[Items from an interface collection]
╔══

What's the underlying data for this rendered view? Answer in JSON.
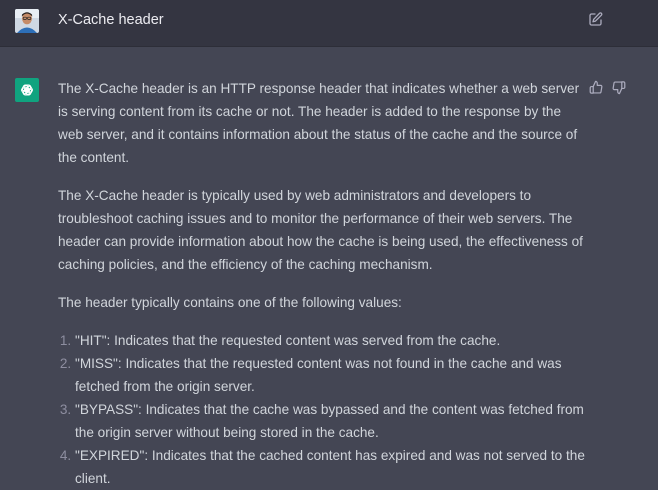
{
  "user_message": {
    "text": "X-Cache header"
  },
  "assistant_message": {
    "paragraphs": [
      "The X-Cache header is an HTTP response header that indicates whether a web server is serving content from its cache or not. The header is added to the response by the web server, and it contains information about the status of the cache and the source of the content.",
      "The X-Cache header is typically used by web administrators and developers to troubleshoot caching issues and to monitor the performance of their web servers. The header can provide information about how the cache is being used, the effectiveness of caching policies, and the efficiency of the caching mechanism.",
      "The header typically contains one of the following values:"
    ],
    "list": [
      "\"HIT\": Indicates that the requested content was served from the cache.",
      "\"MISS\": Indicates that the requested content was not found in the cache and was fetched from the origin server.",
      "\"BYPASS\": Indicates that the cache was bypassed and the content was fetched from the origin server without being stored in the cache.",
      "\"EXPIRED\": Indicates that the cached content has expired and was not served to the client."
    ]
  },
  "icons": {
    "user_avatar": "user-avatar",
    "edit": "edit-icon",
    "assistant": "openai-logo-icon",
    "like": "thumbs-up-icon",
    "dislike": "thumbs-down-icon"
  },
  "colors": {
    "user_bg": "#343541",
    "assistant_bg": "#444654",
    "brand": "#10a37f",
    "text": "#d1d5db"
  }
}
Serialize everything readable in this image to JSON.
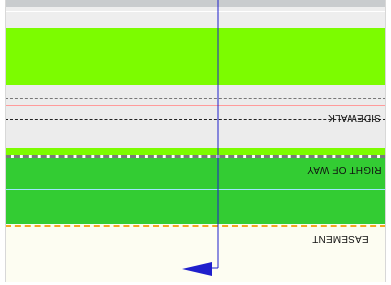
{
  "labels": {
    "sidewalk": "SIDEWALK",
    "right_of_way": "RIGHT OF WAY",
    "easement": "EASEMENT"
  },
  "colors": {
    "lime_green": "#7cfc00",
    "medium_green": "#33cc33",
    "sidewalk_gray": "#ececec",
    "top_gray": "#c9ccce",
    "easement_cream": "#fdfdf2",
    "axis_blue": "#1f1fcc",
    "easement_orange": "#f5a623"
  },
  "icons": {
    "axis_arrow": "blue-axis-arrow-icon"
  }
}
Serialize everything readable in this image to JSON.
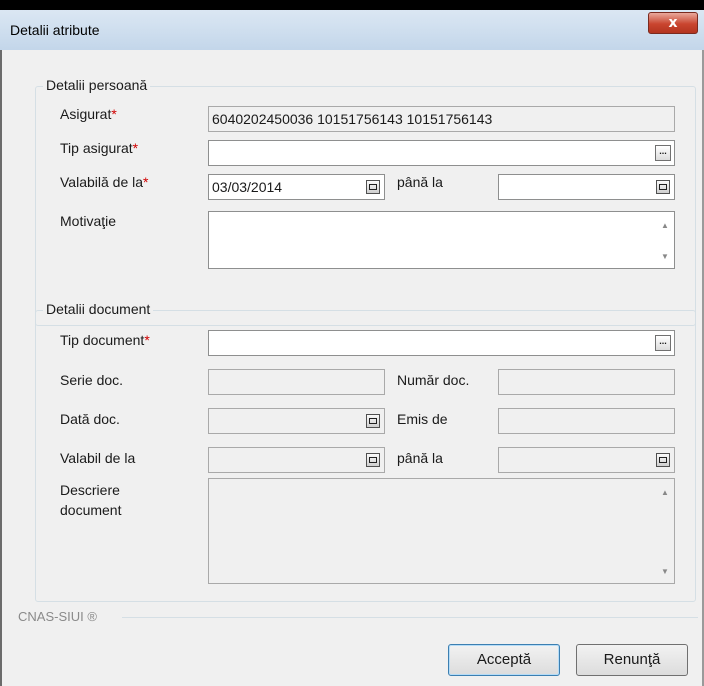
{
  "window": {
    "title": "Detalii atribute",
    "close": "x"
  },
  "persona": {
    "legend": "Detalii persoană",
    "asigurat_label": "Asigurat",
    "asigurat_value": "6040202450036 10151756143 10151756143",
    "tip_asigurat_label": "Tip asigurat",
    "tip_asigurat_value": "",
    "valabila_label": "Valabilă de la",
    "valabila_value": "03/03/2014",
    "pana_label": "până la",
    "pana_value": "",
    "motivatie_label": "Motivaţie",
    "motivatie_value": ""
  },
  "document": {
    "legend": "Detalii document",
    "tip_label": "Tip document",
    "tip_value": "",
    "serie_label": "Serie doc.",
    "serie_value": "",
    "numar_label": "Număr doc.",
    "numar_value": "",
    "data_label": "Dată doc.",
    "data_value": "",
    "emis_label": "Emis de",
    "emis_value": "",
    "valabil_label": "Valabil de la",
    "valabil_value": "",
    "pana_label": "până la",
    "pana_value": "",
    "descriere_label_1": "Descriere",
    "descriere_label_2": "document",
    "descriere_value": ""
  },
  "required_mark": "*",
  "footer": {
    "brand": "CNAS-SIUI ®",
    "accept": "Acceptă",
    "cancel": "Renunţă"
  },
  "icons": {
    "ellipsis": "...",
    "scroll_up": "▲",
    "scroll_down": "▼"
  },
  "colors": {
    "required": "#d00000",
    "close_button": "#c9452f"
  }
}
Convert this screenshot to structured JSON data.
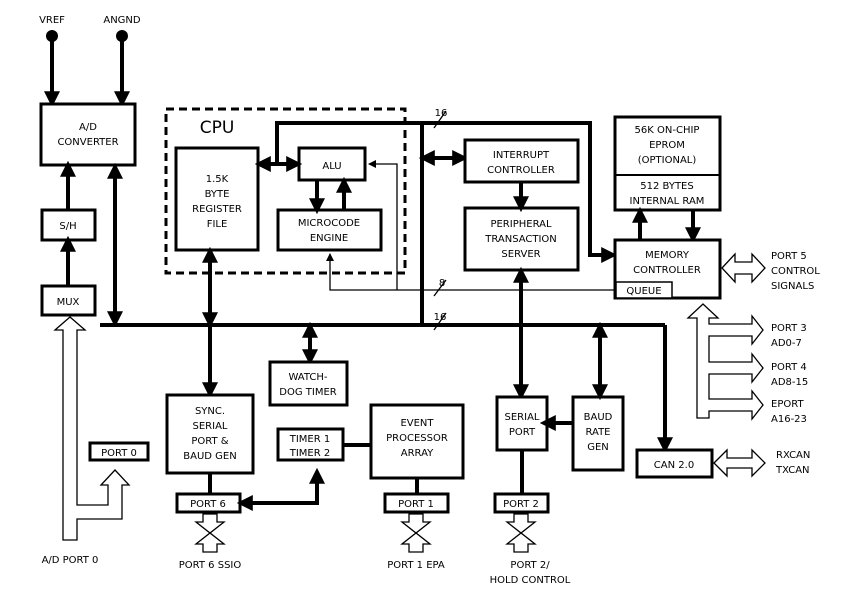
{
  "inputs": {
    "vref": "VREF",
    "angnd": "ANGND"
  },
  "blocks": {
    "ad_converter": [
      "A/D",
      "CONVERTER"
    ],
    "sh": "S/H",
    "mux": "MUX",
    "cpu": "CPU",
    "register_file": [
      "1.5K",
      "BYTE",
      "REGISTER",
      "FILE"
    ],
    "alu": "ALU",
    "microcode": [
      "MICROCODE",
      "ENGINE"
    ],
    "interrupt": [
      "INTERRUPT",
      "CONTROLLER"
    ],
    "pts": [
      "PERIPHERAL",
      "TRANSACTION",
      "SERVER"
    ],
    "eprom": [
      "56K ON-CHIP",
      "EPROM",
      "(OPTIONAL)"
    ],
    "ram": [
      "512 BYTES",
      "INTERNAL RAM"
    ],
    "memory_controller": [
      "MEMORY",
      "CONTROLLER"
    ],
    "queue": "QUEUE",
    "watchdog": [
      "WATCH-",
      "DOG TIMER"
    ],
    "sync_serial": [
      "SYNC.",
      "SERIAL",
      "PORT &",
      "BAUD GEN"
    ],
    "timers": [
      "TIMER 1",
      "TIMER 2"
    ],
    "epa": [
      "EVENT",
      "PROCESSOR",
      "ARRAY"
    ],
    "serial_port": [
      "SERIAL",
      "PORT"
    ],
    "baud": [
      "BAUD",
      "RATE",
      "GEN"
    ],
    "can": "CAN 2.0",
    "port0": "PORT 0",
    "port6": "PORT 6",
    "port1": "PORT 1",
    "port2": "PORT 2"
  },
  "bus_labels": {
    "top": "16",
    "queue": "8",
    "main": "16"
  },
  "external": {
    "port5": [
      "PORT 5",
      "CONTROL",
      "SIGNALS"
    ],
    "port3": [
      "PORT 3",
      "AD0-7"
    ],
    "port4": [
      "PORT 4",
      "AD8-15"
    ],
    "eport": [
      "EPORT",
      "A16-23"
    ],
    "can": [
      "RXCAN",
      "TXCAN"
    ],
    "ad_port0": "A/D PORT 0",
    "port6": "PORT 6 SSIO",
    "port1": "PORT 1 EPA",
    "port2": [
      "PORT 2/",
      "HOLD CONTROL"
    ]
  }
}
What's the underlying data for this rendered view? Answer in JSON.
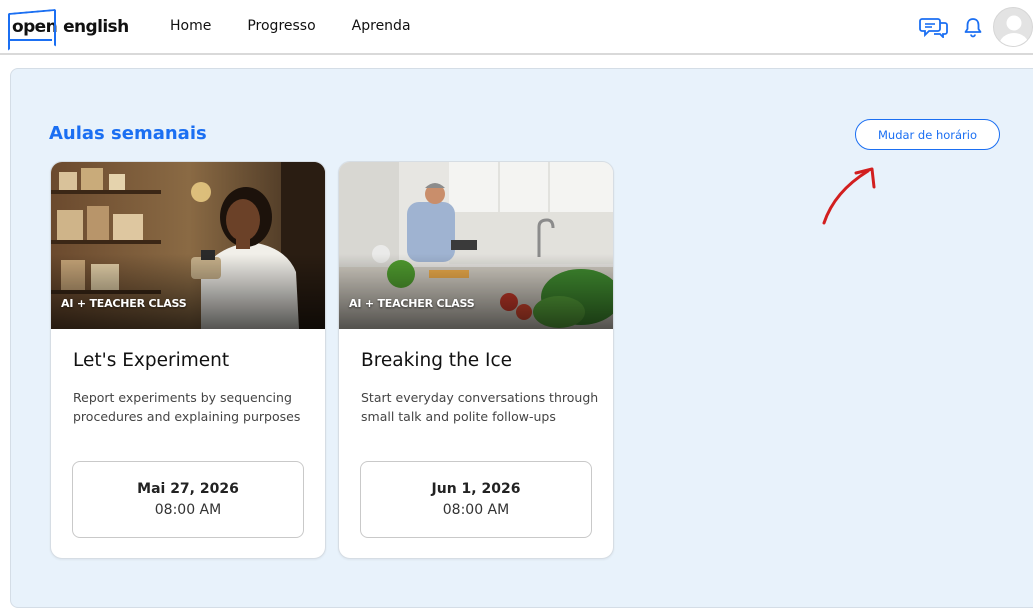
{
  "brand": {
    "open": "open",
    "english": "english",
    "accent": "#1b6ff2"
  },
  "nav": {
    "items": [
      {
        "label": "Home"
      },
      {
        "label": "Progresso"
      },
      {
        "label": "Aprenda"
      }
    ]
  },
  "header_icons": {
    "chat": "chat-bubbles-icon",
    "notifications": "bell-icon",
    "profile": "avatar-icon"
  },
  "section": {
    "title": "Aulas semanais",
    "change_schedule_label": "Mudar de horário",
    "annotation_color": "#d21f1f"
  },
  "cards": [
    {
      "tag": "AI + TEACHER CLASS",
      "title": "Let's Experiment",
      "description": "Report experiments by sequencing procedures and explaining purposes",
      "date": "Mai 27, 2026",
      "time": "08:00 AM"
    },
    {
      "tag": "AI + TEACHER CLASS",
      "title": "Breaking the Ice",
      "description": "Start everyday conversations through small talk and polite follow-ups",
      "date": "Jun 1, 2026",
      "time": "08:00 AM"
    }
  ]
}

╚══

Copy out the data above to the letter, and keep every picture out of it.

What's the underlying data for this rendered view? Answer in JSON.
{
  "user_message": {
    "text": "X-Cache header"
  },
  "assistant_message": {
    "paragraphs": [
      "The X-Cache header is an HTTP response header that indicates whether a web server is serving content from its cache or not. The header is added to the response by the web server, and it contains information about the status of the cache and the source of the content.",
      "The X-Cache header is typically used by web administrators and developers to troubleshoot caching issues and to monitor the performance of their web servers. The header can provide information about how the cache is being used, the effectiveness of caching policies, and the efficiency of the caching mechanism.",
      "The header typically contains one of the following values:"
    ],
    "list": [
      "\"HIT\": Indicates that the requested content was served from the cache.",
      "\"MISS\": Indicates that the requested content was not found in the cache and was fetched from the origin server.",
      "\"BYPASS\": Indicates that the cache was bypassed and the content was fetched from the origin server without being stored in the cache.",
      "\"EXPIRED\": Indicates that the cached content has expired and was not served to the client."
    ]
  },
  "icons": {
    "user_avatar": "user-avatar",
    "edit": "edit-icon",
    "assistant": "openai-logo-icon",
    "like": "thumbs-up-icon",
    "dislike": "thumbs-down-icon"
  },
  "colors": {
    "user_bg": "#343541",
    "assistant_bg": "#444654",
    "brand": "#10a37f",
    "text": "#d1d5db"
  }
}
Serialize everything readable in this image to JSON.
{
  "labels": {
    "sidewalk": "SIDEWALK",
    "right_of_way": "RIGHT OF WAY",
    "easement": "EASEMENT"
  },
  "colors": {
    "lime_green": "#7cfc00",
    "medium_green": "#33cc33",
    "sidewalk_gray": "#ececec",
    "top_gray": "#c9ccce",
    "easement_cream": "#fdfdf2",
    "axis_blue": "#1f1fcc",
    "easement_orange": "#f5a623"
  },
  "icons": {
    "axis_arrow": "blue-axis-arrow-icon"
  }
}
Serialize everything readable in this image to JSON.
{
  "window": {
    "title": "Detalii atribute",
    "close": "x"
  },
  "persona": {
    "legend": "Detalii persoană",
    "asigurat_label": "Asigurat",
    "asigurat_value": "6040202450036 10151756143 10151756143",
    "tip_asigurat_label": "Tip asigurat",
    "tip_asigurat_value": "",
    "valabila_label": "Valabilă de la",
    "valabila_value": "03/03/2014",
    "pana_label": "până la",
    "pana_value": "",
    "motivatie_label": "Motivaţie",
    "motivatie_value": ""
  },
  "document": {
    "legend": "Detalii document",
    "tip_label": "Tip document",
    "tip_value": "",
    "serie_label": "Serie doc.",
    "serie_value": "",
    "numar_label": "Număr doc.",
    "numar_value": "",
    "data_label": "Dată doc.",
    "data_value": "",
    "emis_label": "Emis de",
    "emis_value": "",
    "valabil_label": "Valabil de la",
    "valabil_value": "",
    "pana_label": "până la",
    "pana_value": "",
    "descriere_label_1": "Descriere",
    "descriere_label_2": "document",
    "descriere_value": ""
  },
  "required_mark": "*",
  "footer": {
    "brand": "CNAS-SIUI ®",
    "accept": "Acceptă",
    "cancel": "Renunţă"
  },
  "icons": {
    "ellipsis": "...",
    "scroll_up": "▲",
    "scroll_down": "▼"
  },
  "colors": {
    "required": "#d00000",
    "close_button": "#c9452f"
  }
}
Convert this screenshot to structured JSON data.
{
  "inputs": {
    "vref": "VREF",
    "angnd": "ANGND"
  },
  "blocks": {
    "ad_converter": [
      "A/D",
      "CONVERTER"
    ],
    "sh": "S/H",
    "mux": "MUX",
    "cpu": "CPU",
    "register_file": [
      "1.5K",
      "BYTE",
      "REGISTER",
      "FILE"
    ],
    "alu": "ALU",
    "microcode": [
      "MICROCODE",
      "ENGINE"
    ],
    "interrupt": [
      "INTERRUPT",
      "CONTROLLER"
    ],
    "pts": [
      "PERIPHERAL",
      "TRANSACTION",
      "SERVER"
    ],
    "eprom": [
      "56K ON-CHIP",
      "EPROM",
      "(OPTIONAL)"
    ],
    "ram": [
      "512 BYTES",
      "INTERNAL RAM"
    ],
    "memory_controller": [
      "MEMORY",
      "CONTROLLER"
    ],
    "queue": "QUEUE",
    "watchdog": [
      "WATCH-",
      "DOG TIMER"
    ],
    "sync_serial": [
      "SYNC.",
      "SERIAL",
      "PORT &",
      "BAUD GEN"
    ],
    "timers": [
      "TIMER 1",
      "TIMER 2"
    ],
    "epa": [
      "EVENT",
      "PROCESSOR",
      "ARRAY"
    ],
    "serial_port": [
      "SERIAL",
      "PORT"
    ],
    "baud": [
      "BAUD",
      "RATE",
      "GEN"
    ],
    "can": "CAN 2.0",
    "port0": "PORT 0",
    "port6": "PORT 6",
    "port1": "PORT 1",
    "port2": "PORT 2"
  },
  "bus_labels": {
    "top": "16",
    "queue": "8",
    "main": "16"
  },
  "external": {
    "port5": [
      "PORT 5",
      "CONTROL",
      "SIGNALS"
    ],
    "port3": [
      "PORT 3",
      "AD0-7"
    ],
    "port4": [
      "PORT 4",
      "AD8-15"
    ],
    "eport": [
      "EPORT",
      "A16-23"
    ],
    "can": [
      "RXCAN",
      "TXCAN"
    ],
    "ad_port0": "A/D PORT 0",
    "port6": "PORT 6 SSIO",
    "port1": "PORT 1 EPA",
    "port2": [
      "PORT 2/",
      "HOLD CONTROL"
    ]
  }
}
What's the underlying data for this rendered view? Answer in JSON.
{
  "brand": {
    "open": "open",
    "english": "english",
    "accent": "#1b6ff2"
  },
  "nav": {
    "items": [
      {
        "label": "Home"
      },
      {
        "label": "Progresso"
      },
      {
        "label": "Aprenda"
      }
    ]
  },
  "header_icons": {
    "chat": "chat-bubbles-icon",
    "notifications": "bell-icon",
    "profile": "avatar-icon"
  },
  "section": {
    "title": "Aulas semanais",
    "change_schedule_label": "Mudar de horário",
    "annotation_color": "#d21f1f"
  },
  "cards": [
    {
      "tag": "AI + TEACHER CLASS",
      "title": "Let's Experiment",
      "description": "Report experiments by sequencing procedures and explaining purposes",
      "date": "Mai 27, 2026",
      "time": "08:00 AM"
    },
    {
      "tag": "AI + TEACHER CLASS",
      "title": "Breaking the Ice",
      "description": "Start everyday conversations through small talk and polite follow-ups",
      "date": "Jun 1, 2026",
      "time": "08:00 AM"
    }
  ]
}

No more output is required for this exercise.